Freeholder Jonathan Young, liaison to Sustainable Camden County, highlighted the progress Waldron and his office have made as a state-leader in pursuing sustainability.

“Camden County is the only county in New Jersey to have its own Office and Director of Sustainability. Since its inception, the program has saved our operations money, encouraged innovation, and conserved critical natural resources in our region,” Young said. “Having a director like Chris allows us to consolidate the efforts of all of our diverse municipalities and ensure that we’re finding ways to improve each and every one of our communities.”

Waldron formerly served as the chair of the Winslow Township Environmental Commission, was the co-chair of Camden City’s Green Team, and is a LEED (Leadership in Energy and Environmental Design) accredited professional through the U.S. Green Building Council. He also works as an adjunct professor at Richard Stockton University and Burlington County College.

Waldron was also responsible for developing and implementing Camden County’s long-range sustainability plan which was initially released in 2016. An updated progress report was recently released detailing how far the county has come in terms of reaching the goals it set for itself. The progress update reports that 23% of the originally planned initiatives have already been successfully implemented, and 76% are either complete or have seen progress in some way. 

“We’re really only in the beginning stages of this effort and we’ve already seen how much this office can accomplish,” Young said. “Fourteen of our towns are now certified through Sustainable Jersey, and the rest are all registered to be considered for certification when they’re ready.”

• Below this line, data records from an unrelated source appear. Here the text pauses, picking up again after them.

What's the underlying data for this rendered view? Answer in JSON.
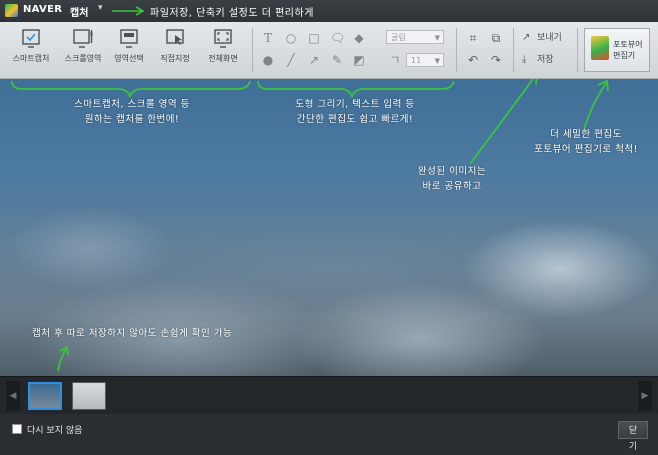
{
  "titlebar": {
    "brand": "NAVER",
    "app_name": "캡처",
    "annotation": "파일저장, 단축키 설정도 더 편리하게"
  },
  "toolbar": {
    "capture_tools": [
      {
        "label": "스마트캡처",
        "icon": "smart-capture-icon"
      },
      {
        "label": "스크롤영역",
        "icon": "scroll-capture-icon"
      },
      {
        "label": "영역선택",
        "icon": "region-select-icon"
      },
      {
        "label": "직접지정",
        "icon": "manual-select-icon"
      },
      {
        "label": "전체화면",
        "icon": "fullscreen-icon"
      }
    ],
    "font_dropdown": "굴림",
    "font_size_dropdown": "11",
    "send_label": "보내기",
    "save_label": "저장",
    "photo_editor_line1": "포토뷰어",
    "photo_editor_line2": "편집기"
  },
  "annotations": {
    "capture_line1": "스마트캡처, 스크롤 영역 등",
    "capture_line2": "원하는 캡처를 한번에!",
    "edit_line1": "도형 그리기, 텍스트 입력 등",
    "edit_line2": "간단한 편집도 쉽고 빠르게!",
    "share_line1": "완성된 이미지는",
    "share_line2": "바로 공유하고",
    "photo_line1": "더 세밀한 편집도",
    "photo_line2": "포토뷰어 편집기로 척척!",
    "thumb_line": "캡처 후 따로 저장하지 않아도 손쉽게 확인 가능"
  },
  "footer": {
    "dont_show_again": "다시 보지 않음",
    "close_label": "닫기"
  },
  "colors": {
    "toolbar_bg": "#dcdfe1",
    "chrome_dark": "#2b2f33",
    "selection_blue": "#2f8fe0",
    "annotation_green": "#39c43d"
  }
}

Sustainable Jersey is a non-profit focused on helping municipalities throughout the state pursue sustainability programs. The organization provides tools, training, and financial incentives to aid towns in taking the first step towards those programs. A certification system awards municipalities either bronze, silver, or gold ratings based on whether a town achieves a certain number of points, which are earned by completing various goals outlined by Sustainable Jersey. Seven of Camden County’s fourteen certified towns are currently certified silver, with the remaining seven certified bronze. Certification is designed to highlight a community as a leader and an example for its peers to emulate.

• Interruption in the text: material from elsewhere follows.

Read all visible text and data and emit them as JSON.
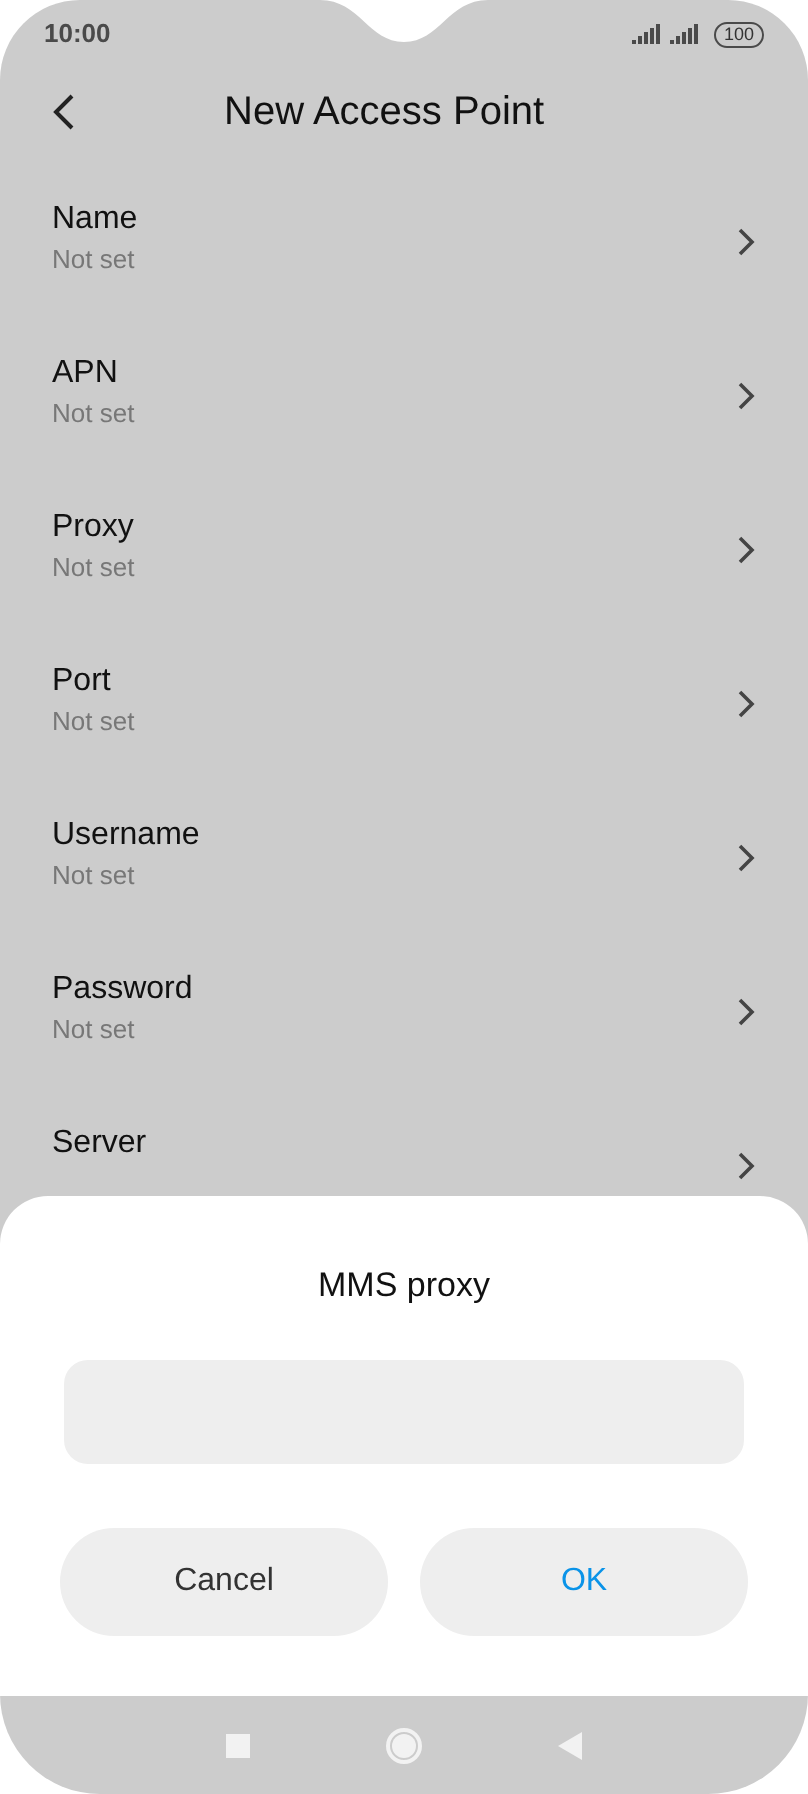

Camden County’s Office of Sustainability runs several county-wide sustainability programs and initiatives, and serves as a central hub for all of the county’s 37 municipalities as they work towards their Sustainable Jersey certifications. The office runs the Hydroponic Greenhouse Program, started in 2016, which grows fruits and vegetables year-round to use in lunches for senior programs and to generate revenue by partnering with local restaurants. The Tool Lending Library, started in 2015, is also facilitated by the Office of Sustainability, and is full of donated tools which can be borrowed by residents free of charge as they are needed.

For more information on Sustainable Jersey, visit online at http://www.sustainablejersey.com/. For more information on Sustainable Camden County and the dozens of innovative initiatives being started by the state’s first county sustainability office, call (856) 225-5576, or visit online at http://sustainable.camdencounty.com/.